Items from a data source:

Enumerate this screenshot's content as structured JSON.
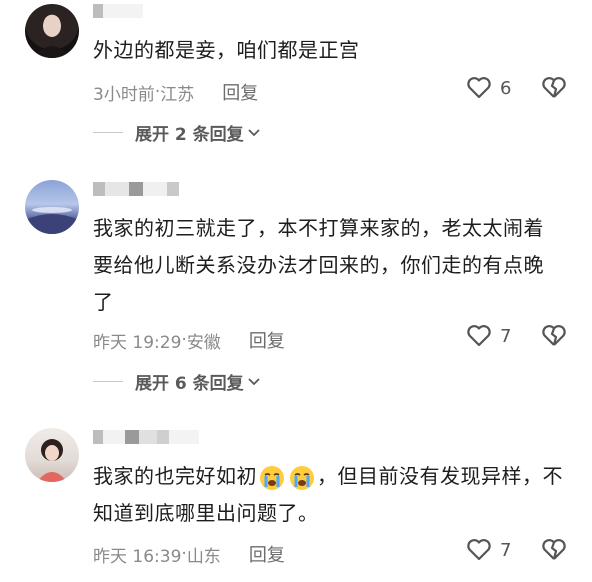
{
  "comments": [
    {
      "text": "外边的都是妾，咱们都是正宫",
      "time": "3小时前",
      "location": "江苏",
      "reply_label": "回复",
      "likes": "6",
      "expand_label": "展开 2 条回复"
    },
    {
      "text": "我家的初三就走了，本不打算来家的，老太太闹着要给他儿断关系没办法才回来的，你们走的有点晚了",
      "time": "昨天 19:29",
      "location": "安徽",
      "reply_label": "回复",
      "likes": "7",
      "expand_label": "展开 6 条回复"
    },
    {
      "text_before_emoji": "我家的也完好如初",
      "emoji_icons": [
        "crying-face-icon",
        "crying-face-icon"
      ],
      "text_after_emoji": "，但目前没有发现异样，不知道到底哪里出问题了。",
      "time": "昨天 16:39",
      "location": "山东",
      "reply_label": "回复",
      "likes": "7"
    }
  ],
  "separator": " · ",
  "colors": {
    "text": "#1d1d1d",
    "meta": "#8a8a8a",
    "icon": "#555555"
  }
}
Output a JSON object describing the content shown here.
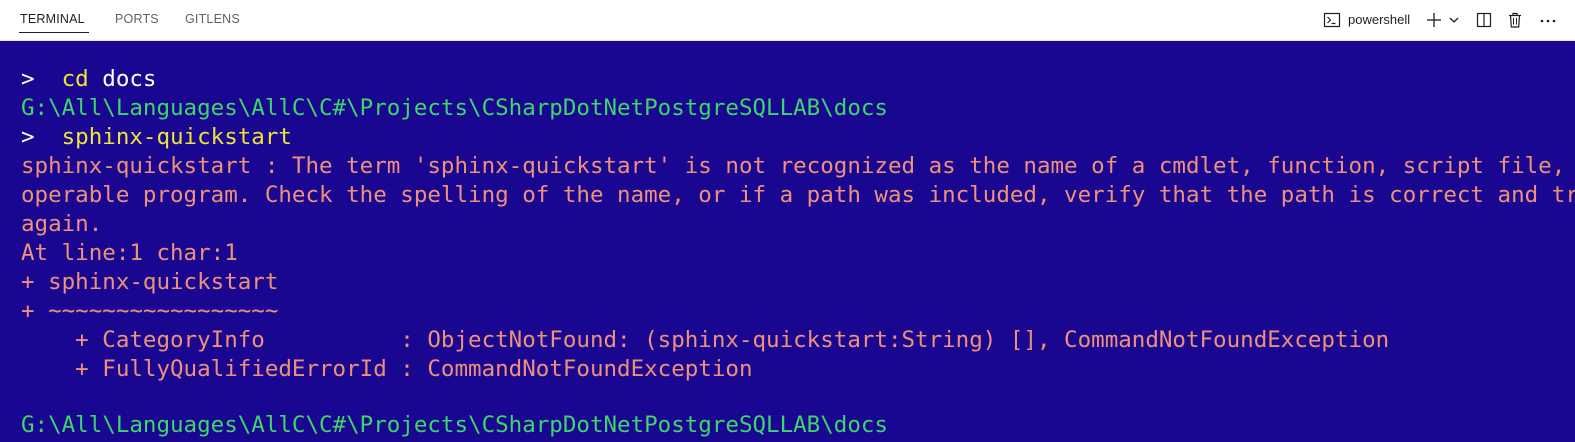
{
  "panel": {
    "tabs": [
      {
        "label": "TERMINAL",
        "active": true
      },
      {
        "label": "PORTS",
        "active": false
      },
      {
        "label": "GITLENS",
        "active": false
      }
    ],
    "toolbar": {
      "profile_label": "powershell",
      "icons": [
        "terminal-icon",
        "plus-icon",
        "chevron-down-icon",
        "split-icon",
        "trash-icon",
        "ellipsis-icon"
      ]
    }
  },
  "terminal": {
    "colors": {
      "background": "#1a0791",
      "command": "#f0e23a",
      "argument": "#ffffff",
      "path": "#3dd66b",
      "error": "#f0907a"
    },
    "lines": {
      "l1_prompt": ">  ",
      "l1_cmd": "cd",
      "l1_arg": " docs",
      "l2_path": "G:\\All\\Languages\\AllC\\C#\\Projects\\CSharpDotNetPostgreSQLLAB\\docs",
      "l3_prompt": ">  ",
      "l3_cmd": "sphinx-quickstart",
      "l4_err": "sphinx-quickstart : The term 'sphinx-quickstart' is not recognized as the name of a cmdlet, function, script file, or",
      "l5_err": "operable program. Check the spelling of the name, or if a path was included, verify that the path is correct and try",
      "l6_err": "again.",
      "l7_err": "At line:1 char:1",
      "l8_err": "+ sphinx-quickstart",
      "l9_err": "+ ~~~~~~~~~~~~~~~~~",
      "l10_err": "    + CategoryInfo          : ObjectNotFound: (sphinx-quickstart:String) [], CommandNotFoundException",
      "l11_err": "    + FullyQualifiedErrorId : CommandNotFoundException",
      "l13_path": "G:\\All\\Languages\\AllC\\C#\\Projects\\CSharpDotNetPostgreSQLLAB\\docs"
    }
  }
}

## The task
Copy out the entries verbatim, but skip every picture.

## Exercise result
Enumerate this screenshot's content as structured JSON.
{
  "comments": [
    {
      "text": "外边的都是妾，咱们都是正宫",
      "time": "3小时前",
      "location": "江苏",
      "reply_label": "回复",
      "likes": "6",
      "expand_label": "展开 2 条回复"
    },
    {
      "text": "我家的初三就走了，本不打算来家的，老太太闹着要给他儿断关系没办法才回来的，你们走的有点晚了",
      "time": "昨天 19:29",
      "location": "安徽",
      "reply_label": "回复",
      "likes": "7",
      "expand_label": "展开 6 条回复"
    },
    {
      "text_before_emoji": "我家的也完好如初",
      "emoji_icons": [
        "crying-face-icon",
        "crying-face-icon"
      ],
      "text_after_emoji": "，但目前没有发现异样，不知道到底哪里出问题了。",
      "time": "昨天 16:39",
      "location": "山东",
      "reply_label": "回复",
      "likes": "7"
    }
  ],
  "separator": " · ",
  "colors": {
    "text": "#1d1d1d",
    "meta": "#8a8a8a",
    "icon": "#555555"
  }
}
Output a JSON object describing the content shown here.
{
  "panel": {
    "tabs": [
      {
        "label": "TERMINAL",
        "active": true
      },
      {
        "label": "PORTS",
        "active": false
      },
      {
        "label": "GITLENS",
        "active": false
      }
    ],
    "toolbar": {
      "profile_label": "powershell",
      "icons": [
        "terminal-icon",
        "plus-icon",
        "chevron-down-icon",
        "split-icon",
        "trash-icon",
        "ellipsis-icon"
      ]
    }
  },
  "terminal": {
    "colors": {
      "background": "#1a0791",
      "command": "#f0e23a",
      "argument": "#ffffff",
      "path": "#3dd66b",
      "error": "#f0907a"
    },
    "lines": {
      "l1_prompt": ">  ",
      "l1_cmd": "cd",
      "l1_arg": " docs",
      "l2_path": "G:\\All\\Languages\\AllC\\C#\\Projects\\CSharpDotNetPostgreSQLLAB\\docs",
      "l3_prompt": ">  ",
      "l3_cmd": "sphinx-quickstart",
      "l4_err": "sphinx-quickstart : The term 'sphinx-quickstart' is not recognized as the name of a cmdlet, function, script file, or",
      "l5_err": "operable program. Check the spelling of the name, or if a path was included, verify that the path is correct and try",
      "l6_err": "again.",
      "l7_err": "At line:1 char:1",
      "l8_err": "+ sphinx-quickstart",
      "l9_err": "+ ~~~~~~~~~~~~~~~~~",
      "l10_err": "    + CategoryInfo          : ObjectNotFound: (sphinx-quickstart:String) [], CommandNotFoundException",
      "l11_err": "    + FullyQualifiedErrorId : CommandNotFoundException",
      "l13_path": "G:\\All\\Languages\\AllC\\C#\\Projects\\CSharpDotNetPostgreSQLLAB\\docs"
    }
  }
}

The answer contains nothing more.